Note that there is some variation between shells.
bash -O globasciiranges (strangely named option introduced in bash-4.3),
[A-Z] matches on the characters whose code point is between that of
A and that of
Z, so would be equivalent to the behaviour of
bash in the C locale.
For ash, mksh and ancient shells, same as
zsh above but limited to single-byte charsets. That is, in a UTF-8 locale for instance,
[É-Ź] would not match on
Ó, but since that's
[<c3><89>-<c5><b9>], that would match on byte values 0x89 to 0xc5!
ksh93 behaves like
bash except that it treats as special cases ranges whose ends both start with lowercase letters or uppercase letters. In that case, it only matches on collating elements that sort between those ends, but that are (or their first character for multi-character collating elements) also lowercase (or uppercase respectively). So
[A-Z] there would match on
É, but not on
e does sort between
Z but is not uppercase like
fnmatch() patterns (as in
find -name '[A-Z]') or system regular expressions (as in
grep '[A-Z]'), it depends on the system and locale. For instance, on a GNU system here,
[A-Z] doesn't match on
x in the
en_GB.UTF-8 locale, but it does in the
th_TH.UTF-8 one. It's unclear to me what information it uses to determine that, but it is apparently based on a lookup table derived from LC_COLLATE locale data).
All behaviours are allowed by POSIX as POSIX leaves the behaviour of ranges unspecified in locales other than the C locale. Now we can argue over the benefits of each approach.
bash's approach makes a lot of sense as with
[C-G], we want the characters in between
G. And using the user's sort order for what determines what's in-between is the most logical approach.

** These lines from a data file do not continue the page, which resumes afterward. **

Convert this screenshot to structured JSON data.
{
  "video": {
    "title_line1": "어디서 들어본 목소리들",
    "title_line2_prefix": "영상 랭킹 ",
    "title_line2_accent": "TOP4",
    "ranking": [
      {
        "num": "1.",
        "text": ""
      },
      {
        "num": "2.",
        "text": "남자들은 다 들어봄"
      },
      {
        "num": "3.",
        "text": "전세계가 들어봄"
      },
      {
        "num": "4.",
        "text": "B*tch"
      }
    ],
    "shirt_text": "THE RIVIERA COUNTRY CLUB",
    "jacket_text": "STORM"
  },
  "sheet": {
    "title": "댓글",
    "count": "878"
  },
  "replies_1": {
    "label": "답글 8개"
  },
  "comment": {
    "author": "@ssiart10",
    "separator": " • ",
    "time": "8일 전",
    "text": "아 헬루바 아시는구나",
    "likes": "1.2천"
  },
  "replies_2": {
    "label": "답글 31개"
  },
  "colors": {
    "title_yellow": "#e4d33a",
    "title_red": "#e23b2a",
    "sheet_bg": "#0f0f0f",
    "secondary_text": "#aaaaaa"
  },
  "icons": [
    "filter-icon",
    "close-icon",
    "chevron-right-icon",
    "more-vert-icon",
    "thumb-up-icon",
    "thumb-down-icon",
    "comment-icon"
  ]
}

Now, the problem is that it breaks the expectations of a lot of people, especially those people used to the traditional behaviour of pre-Unicode, even pre-internationalisation days. While from a normal user, it makes may sense that
h as the
h letter is between
I and that
[A-g] does not include
Z, it's a different matter for people having dealt with ASCII only for decades.
bash behaviour is also different from the
[A-Z] range matching in other GNU tools like in GNU regular expressions (as in
fnmatch() as in
It also means that what
[A-Z] matches varies with the environment, with the OS and with the version of the OS. The fact that
[A-Z] matches Á but not Ź is also suboptimal.
yash, we use a different sorting order. Instead of relying on the user's notion of character order, we use the character point code values. That has the benefit of being easy to understand, but from a practical point of few, outside of ASCII, it is not very useful.
[A-Z] matches the 26 US-english upper-case letters,
[0-9] matches decimal digits. There are code points in Unicode that follow the order of some alphabets but that's not generalised and can't be generalised as anyway different people using a same script do not necessarily agree on the order of letters.
For traditional shells and mksh, dash, it's broken (now that most people use multi-byte characters), but primarily because they don't have multi-byte support yet. Adding multi-byte support to shells like
zsh has been a huge effort and is still ongoing.
yash (a Japanese shell) was initially designed with multi-byte support from the start.
ksh93's approach has the benefit to be consistent with the system's regular expressions or fnmatch() (or at least appears to at least on GNU systems). There, it doesn't break some people's expectation as
[A-Z] doesn't include lower case letters,
É (and Á, but not Ź). It's not consistent with
sort or generally